To be admitted in the Olympics has been a great conquer for our sport. Though winning a gold medal will never be the same as winning a Major tournament for most of the players, you can’t deny that competing for your nation in a stage like the Olympics has a huge charm for any athlete. What would be the meaning of making amateurs compete at the Olympics? Do you really think a single person in the world would love to watch Mr. John Smith play on the Wimbledon Centre Court in 2012? Or do you think that a young who aims at becoming a professional tennis player would wait longer to turn pro, encouraged by the prospect of winning a gold medal for his/her country competing against other amateurs? Sports have changed since Pierre De Coubertin’s age. You can’t even think of sports today without thinking of the media and world-wide audiences. Tennis already struggles to find room on the general media. If played by amateurs, it would be completely cut off.

8. The service line should be moved three to six inches closer to the net. The serve has become far too important to tennis – especially at Wimbledon, where the best fans in the world sit patiently through rain delays, only to sit through boring serve-a-thons.

A lot (maybe too much…) has already been done to limit the service power over the last ten years. Indoor surfaces are no longer fast carpets, Wimbledon grass has higher and more regular rebounds (and there’s a roof on Wimbledon Centre Court, so… no more endless waiting for tennis…). I don’t remember a “service-only” player winning an important tournament in the last eight years. Maybe the last big success by a player who mostly based his game on service power has been the 2003 US Open won by Roddick. This point had sense maybe twenty years ago, in the era of Ivanisevic and Rosset.

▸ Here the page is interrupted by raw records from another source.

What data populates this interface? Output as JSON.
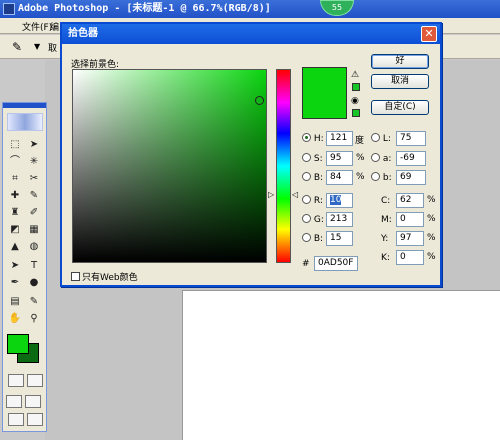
{
  "app": {
    "title": "Adobe Photoshop - [未标题-1 @ 66.7%(RGB/8)]",
    "badge": "55"
  },
  "menubar": {
    "file": "文件(F)",
    "edit": "编",
    "options_label": "取"
  },
  "dialog": {
    "title": "拾色器",
    "pick_label": "选择前景色:",
    "ok": "好",
    "cancel": "取消",
    "custom": "自定(C)",
    "web_only": "只有Web颜色",
    "new_color": "#0AD50F",
    "gamut_warning_icon": "alert-triangle-icon",
    "cube_icon": "web-cube-icon"
  },
  "hsb": {
    "h": {
      "label": "H:",
      "value": "121",
      "unit": "度",
      "selected": true
    },
    "s": {
      "label": "S:",
      "value": "95",
      "unit": "%"
    },
    "b": {
      "label": "B:",
      "value": "84",
      "unit": "%"
    }
  },
  "rgb": {
    "r": {
      "label": "R:",
      "value": "10"
    },
    "g": {
      "label": "G:",
      "value": "213"
    },
    "b": {
      "label": "B:",
      "value": "15"
    }
  },
  "lab": {
    "l": {
      "label": "L:",
      "value": "75"
    },
    "a": {
      "label": "a:",
      "value": "-69"
    },
    "b": {
      "label": "b:",
      "value": "69"
    }
  },
  "cmyk": {
    "c": {
      "label": "C:",
      "value": "62",
      "unit": "%"
    },
    "m": {
      "label": "M:",
      "value": "0",
      "unit": "%"
    },
    "y": {
      "label": "Y:",
      "value": "97",
      "unit": "%"
    },
    "k": {
      "label": "K:",
      "value": "0",
      "unit": "%"
    }
  },
  "hex": {
    "label": "#",
    "value": "0AD50F"
  },
  "colors": {
    "foreground": "#0AD50F",
    "background": "#0C6A12",
    "titlebar": "#0D4FD6"
  }
}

Tennis has moved on and has maybe gone too further on this aspect.

9. Let cords should be eliminated. Having to play all let serves would speed up the game and make it more exciting.

What would you think if, facing a match point, your opponent’s serve should hit the net and bounce just an inch beyond it? I would feel extremely angry…

10. Tennis players should be far more involved in charity work. The sport should champion a couple of causes as a group and try to make a difference – the kind of difference Andre Agassi and Andrea Jaeger have made, Andre with his school for disavantaged kids in Las Vegas, and Andrea with her Silver Lining Ranch for terminally ill children in Aspen, Colorado.

Again, much has changed on this aspect as well in recent years. I think the real turning point has been the “Rally for Relief” played in Indian Wells in 2005, that collected money for the populations hit by the tsunami in the Indian Ocean at the end of 2004. We have to give Roger Federer big credit on rising tennis world’s attention on charity. Maybe it’s never too much, but these events have increased by a great deal, compared to the past.

Article written by Tennis Buzz’s contributor Mauro Cappiello
Read the first part of the article»

Well, at least on your wall ;o)

Life Size Rafael Nadal posters are on sale on his website. Exists in 2 versions: Roland Garros (blue) and US Open (black).

Rafael Nadal life size US Open poster

Rafael Nadal life size Roland Garros poster

Hurry up, it’s a limited edition!

Profits go to Fundacion RafaNadal

Bjorn loves John

One was calm and collected.
One was fierce and furious.
Together, they changed tennis forever.

Björn <3 John is a limited edition underwear collection celebrating the single greatest duo in sports history.

With double designs and part of the proceeds going straight to charity, Björn Borg and John McEnroe team up in the Swedish Underwear Liberation.

Four different skivvy styles will make up the collection, two of which are designed by Borg and two by McEnroe. The collection is inspired by the ’80s, better known as the golden age of tennis. Among the collection will be 100 pieces of extra limited edition underwear. Featuring the real signatures of Borg and McEnroe, they’ll be randomly sold at Bjorn Borg retailers around the world.
Pre-order on bjornborg.com

A nice way to celebrate the 30th anniversary of their last Wimbledon clash.

Bjorn Borg – calm and collected

John McEnroe – fierce and furious